‘If it doesn’t come instantly, it’s not natural and it’s not meant to be’ is not just a myth of love, but one of learning.
You must get that butterfly feeling right away
This isn’t just a myth of love, but one of learning. If it doesn’t come instantly, it’s not natural and it’s not meant to be. How many examples can you draw upon from your life where this is obviously not the case? In fact, the famous 10,000-hour metaphor works here too: to get good at anything, you have to put in the work.
Your mindset influences more than your expectations, it changes your behavior. A fixed mindset diminishes curiosity about topics you perceive to be inconsequential to your world (and worldview); a growth mindset allows you to consider possibilities that exist outside your current reality.

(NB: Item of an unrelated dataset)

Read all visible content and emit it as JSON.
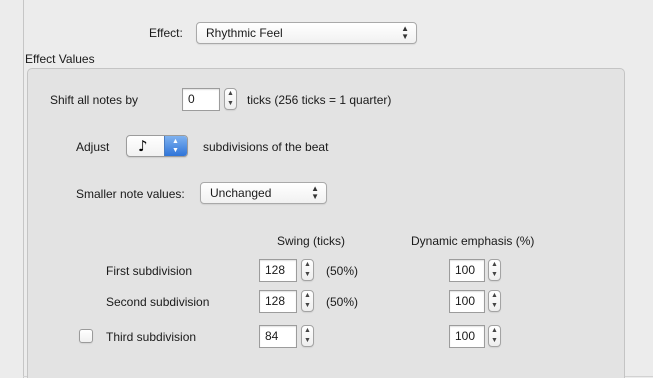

If you can’t imagine how you could love someone that doesn’t match you on paper, how could you believe you can see outside the narrow purview of your challenge to find a solution?
In life, as in love, it is the growth mindset that enables us to learn, be open-minded, and keep finding solutions to challenges that will inevitably arise. If you’re feeling stuck, email me and let me know what’s blocking you. And sign up for our newsletter where we share activities you can do to help you get unstuck and shift your mindset.
by Jeff Hittner, founder of Project X